About this exercise » Reproduce every entry exactly, without alteration.

-=-=-

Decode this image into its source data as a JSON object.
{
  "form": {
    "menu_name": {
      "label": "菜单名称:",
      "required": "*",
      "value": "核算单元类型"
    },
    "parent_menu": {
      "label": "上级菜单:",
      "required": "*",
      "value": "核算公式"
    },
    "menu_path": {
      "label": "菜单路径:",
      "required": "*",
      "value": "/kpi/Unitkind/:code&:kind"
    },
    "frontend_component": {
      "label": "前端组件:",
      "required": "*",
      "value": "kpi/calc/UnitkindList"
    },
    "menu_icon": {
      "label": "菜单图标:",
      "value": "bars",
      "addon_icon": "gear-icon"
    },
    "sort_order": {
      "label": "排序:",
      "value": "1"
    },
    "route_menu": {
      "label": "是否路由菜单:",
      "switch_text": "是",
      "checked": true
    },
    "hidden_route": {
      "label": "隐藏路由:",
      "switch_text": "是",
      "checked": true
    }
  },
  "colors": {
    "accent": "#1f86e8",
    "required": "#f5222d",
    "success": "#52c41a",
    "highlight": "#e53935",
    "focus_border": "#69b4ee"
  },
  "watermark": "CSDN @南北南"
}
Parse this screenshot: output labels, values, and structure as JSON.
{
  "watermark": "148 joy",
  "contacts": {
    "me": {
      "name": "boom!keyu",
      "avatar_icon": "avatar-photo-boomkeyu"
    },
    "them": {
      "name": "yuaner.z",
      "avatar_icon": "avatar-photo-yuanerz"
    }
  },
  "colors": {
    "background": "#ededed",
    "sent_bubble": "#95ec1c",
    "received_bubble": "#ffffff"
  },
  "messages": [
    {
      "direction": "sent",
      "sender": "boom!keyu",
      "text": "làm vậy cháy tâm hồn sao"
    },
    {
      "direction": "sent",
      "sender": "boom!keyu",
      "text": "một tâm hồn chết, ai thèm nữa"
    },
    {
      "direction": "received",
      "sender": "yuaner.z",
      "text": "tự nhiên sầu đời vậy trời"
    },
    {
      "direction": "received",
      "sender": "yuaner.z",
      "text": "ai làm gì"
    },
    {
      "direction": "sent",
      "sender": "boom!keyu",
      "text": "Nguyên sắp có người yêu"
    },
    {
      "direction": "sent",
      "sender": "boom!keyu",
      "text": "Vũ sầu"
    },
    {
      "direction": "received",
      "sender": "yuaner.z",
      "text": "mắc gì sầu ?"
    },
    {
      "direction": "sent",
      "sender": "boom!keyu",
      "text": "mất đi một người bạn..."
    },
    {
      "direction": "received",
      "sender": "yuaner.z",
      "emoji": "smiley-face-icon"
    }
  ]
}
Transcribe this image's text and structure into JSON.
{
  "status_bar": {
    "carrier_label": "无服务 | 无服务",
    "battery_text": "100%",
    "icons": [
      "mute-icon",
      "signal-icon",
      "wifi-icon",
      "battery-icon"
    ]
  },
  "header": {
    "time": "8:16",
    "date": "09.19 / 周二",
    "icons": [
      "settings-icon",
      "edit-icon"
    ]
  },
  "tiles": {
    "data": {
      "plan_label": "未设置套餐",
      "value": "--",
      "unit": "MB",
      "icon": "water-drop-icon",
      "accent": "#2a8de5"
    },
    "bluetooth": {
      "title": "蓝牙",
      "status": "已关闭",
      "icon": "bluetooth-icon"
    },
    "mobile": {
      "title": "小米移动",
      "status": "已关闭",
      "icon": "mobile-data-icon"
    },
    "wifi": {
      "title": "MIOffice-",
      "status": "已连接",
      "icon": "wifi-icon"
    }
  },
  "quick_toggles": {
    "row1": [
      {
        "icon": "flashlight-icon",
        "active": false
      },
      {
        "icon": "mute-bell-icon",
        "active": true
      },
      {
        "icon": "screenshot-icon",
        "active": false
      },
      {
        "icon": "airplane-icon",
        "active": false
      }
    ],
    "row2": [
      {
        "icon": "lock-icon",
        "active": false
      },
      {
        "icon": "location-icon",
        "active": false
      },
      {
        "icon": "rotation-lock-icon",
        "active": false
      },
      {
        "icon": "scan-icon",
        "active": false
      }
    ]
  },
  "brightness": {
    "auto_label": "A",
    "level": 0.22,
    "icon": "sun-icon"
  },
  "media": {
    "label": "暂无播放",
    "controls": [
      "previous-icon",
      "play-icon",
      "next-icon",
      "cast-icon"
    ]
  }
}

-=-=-

Written answer »
Decode this image into its source data as a JSON object.
{
  "form": {
    "menu_name": {
      "label": "菜单名称:",
      "required": "*",
      "value": "核算单元类型"
    },
    "parent_menu": {
      "label": "上级菜单:",
      "required": "*",
      "value": "核算公式"
    },
    "menu_path": {
      "label": "菜单路径:",
      "required": "*",
      "value": "/kpi/Unitkind/:code&:kind"
    },
    "frontend_component": {
      "label": "前端组件:",
      "required": "*",
      "value": "kpi/calc/UnitkindList"
    },
    "menu_icon": {
      "label": "菜单图标:",
      "value": "bars",
      "addon_icon": "gear-icon"
    },
    "sort_order": {
      "label": "排序:",
      "value": "1"
    },
    "route_menu": {
      "label": "是否路由菜单:",
      "switch_text": "是",
      "checked": true
    },
    "hidden_route": {
      "label": "隐藏路由:",
      "switch_text": "是",
      "checked": true
    }
  },
  "colors": {
    "accent": "#1f86e8",
    "required": "#f5222d",
    "success": "#52c41a",
    "highlight": "#e53935",
    "focus_border": "#69b4ee"
  },
  "watermark": "CSDN @南北南"
}
Parse this screenshot: output labels, values, and structure as JSON.
{
  "watermark": "148 joy",
  "contacts": {
    "me": {
      "name": "boom!keyu",
      "avatar_icon": "avatar-photo-boomkeyu"
    },
    "them": {
      "name": "yuaner.z",
      "avatar_icon": "avatar-photo-yuanerz"
    }
  },
  "colors": {
    "background": "#ededed",
    "sent_bubble": "#95ec1c",
    "received_bubble": "#ffffff"
  },
  "messages": [
    {
      "direction": "sent",
      "sender": "boom!keyu",
      "text": "làm vậy cháy tâm hồn sao"
    },
    {
      "direction": "sent",
      "sender": "boom!keyu",
      "text": "một tâm hồn chết, ai thèm nữa"
    },
    {
      "direction": "received",
      "sender": "yuaner.z",
      "text": "tự nhiên sầu đời vậy trời"
    },
    {
      "direction": "received",
      "sender": "yuaner.z",
      "text": "ai làm gì"
    },
    {
      "direction": "sent",
      "sender": "boom!keyu",
      "text": "Nguyên sắp có người yêu"
    },
    {
      "direction": "sent",
      "sender": "boom!keyu",
      "text": "Vũ sầu"
    },
    {
      "direction": "received",
      "sender": "yuaner.z",
      "text": "mắc gì sầu ?"
    },
    {
      "direction": "sent",
      "sender": "boom!keyu",
      "text": "mất đi một người bạn..."
    },
    {
      "direction": "received",
      "sender": "yuaner.z",
      "emoji": "smiley-face-icon"
    }
  ]
}
Transcribe this image's text and structure into JSON.
{
  "status_bar": {
    "carrier_label": "无服务 | 无服务",
    "battery_text": "100%",
    "icons": [
      "mute-icon",
      "signal-icon",
      "wifi-icon",
      "battery-icon"
    ]
  },
  "header": {
    "time": "8:16",
    "date": "09.19 / 周二",
    "icons": [
      "settings-icon",
      "edit-icon"
    ]
  },
  "tiles": {
    "data": {
      "plan_label": "未设置套餐",
      "value": "--",
      "unit": "MB",
      "icon": "water-drop-icon",
      "accent": "#2a8de5"
    },
    "bluetooth": {
      "title": "蓝牙",
      "status": "已关闭",
      "icon": "bluetooth-icon"
    },
    "mobile": {
      "title": "小米移动",
      "status": "已关闭",
      "icon": "mobile-data-icon"
    },
    "wifi": {
      "title": "MIOffice-",
      "status": "已连接",
      "icon": "wifi-icon"
    }
  },
  "quick_toggles": {
    "row1": [
      {
        "icon": "flashlight-icon",
        "active": false
      },
      {
        "icon": "mute-bell-icon",
        "active": true
      },
      {
        "icon": "screenshot-icon",
        "active": false
      },
      {
        "icon": "airplane-icon",
        "active": false
      }
    ],
    "row2": [
      {
        "icon": "lock-icon",
        "active": false
      },
      {
        "icon": "location-icon",
        "active": false
      },
      {
        "icon": "rotation-lock-icon",
        "active": false
      },
      {
        "icon": "scan-icon",
        "active": false
      }
    ]
  },
  "brightness": {
    "auto_label": "A",
    "level": 0.22,
    "icon": "sun-icon"
  },
  "media": {
    "label": "暂无播放",
    "controls": [
      "previous-icon",
      "play-icon",
      "next-icon",
      "cast-icon"
    ]
  }
}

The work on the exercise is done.